The cult of witchcraft has a long history in Italy, the signs are all around us, if we know where to look. The first in a series of four articles about witchcraft in Italy.
If there was ever a place where nothing is as it seems, where tradition and superstition overlap with history and religion, where piety and respectability rub shoulders with profanity and corruption it is Italy. The country that now hosts the seat of Catholicism, the Vatican, is also the territory from which the cult of Witchcraft originated and still preserves a clandestine presence.
The modern notion of Italy is of an ordered state, a country of immovable institutions and fixed traditions, but we would be mistaken, there are always two sides to the coin in Italy. For governance and institutions of power there is the subversive political element, for justice and the courts there exists the Mafia, for the institutions of organised religion, there is the folkloric traditions of a pagan past.
One of the most important texts on witchcraft was by an American-Italian journalist Charles Godfrey Leland who travelled throughout Italy recording folkloric and linguistic traditions. 'The Aradia: Gospel of the Witches', was published in 1899 and has since become the principle text or 'scripture' of the modern witchcraft cult of Wicca or of the American sect of Stregheria.

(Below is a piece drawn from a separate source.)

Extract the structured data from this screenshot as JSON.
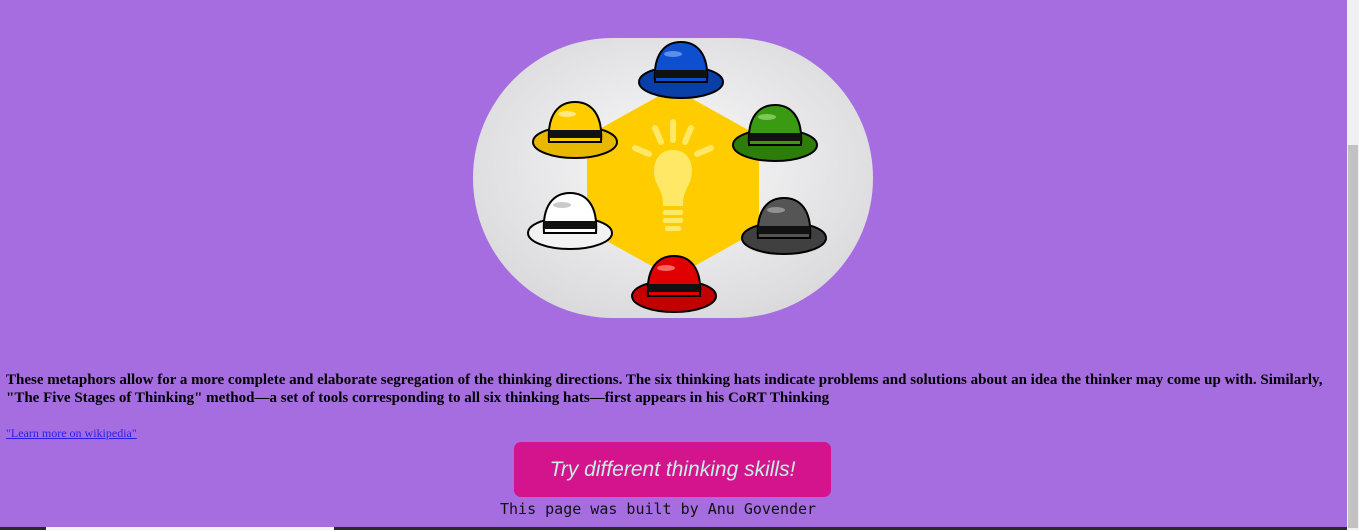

Leland gleaned most of his information from a young Florentine woman known as 'Maddalena' who worked in the parlours of Florence in the 1890's as a fortune-teller. She claimed to be from a long line of witches and sorcerers and she became Leland's primary source for all his writings on witchcraft, eventually producing the 'Vangelo' manuscrpt which eventually translated as 'The Aradia'.
Useful as a modern reference point for Italian witchcraft but the traditions and practices, especially of spell casting and incantation had been long held in Italy and Leland argued that they were an amalgamation of traditions and superstitions that had existed since ancient times and morphed throughout history. Describes the roots of 'Stregheria' [Italian witchcraft] as a syncretic offshoot of Etruscan religion and later blended with Etruscan peasnat religion, medieval Christian heresy and veneration of saints.
The Witch's Sabbat, 17th Century woodcut
According to Leland's texts the tradition of the Strega, was based on the worship of the pagan moon goddess Diana, as opposed to the god of 'the cities' and civilisation where the Sun gods where worshiped. Followers would meet on nights of the full moon and dance around naked and partake in sexual orgies that would ensure fertility of the land and ensure a safe harvest. Leland wrote: " The witches even now form a fragmentary secret society or sect that they call it that of the Old Religion and that there are in the Romagna entire villages in which the people are completely heathen."
Witches burning at the stake
Leland's witches fit comfortably with the European stereotype of the female witch that had survived since the time of the Roman inquisition in the latter half of the 16th century. A sort of religious purge of all perceived enemies of the Catholic church where the holding of conflicting ideologies was tried and punished as a criminal act. Somewhere between 51,000 and 75,000 trials were conducted on behalf of the Inquisition resulting in some 1,250 death sentences. Witches were burnt at the stake in this time.
By Hugo Mc Cafferty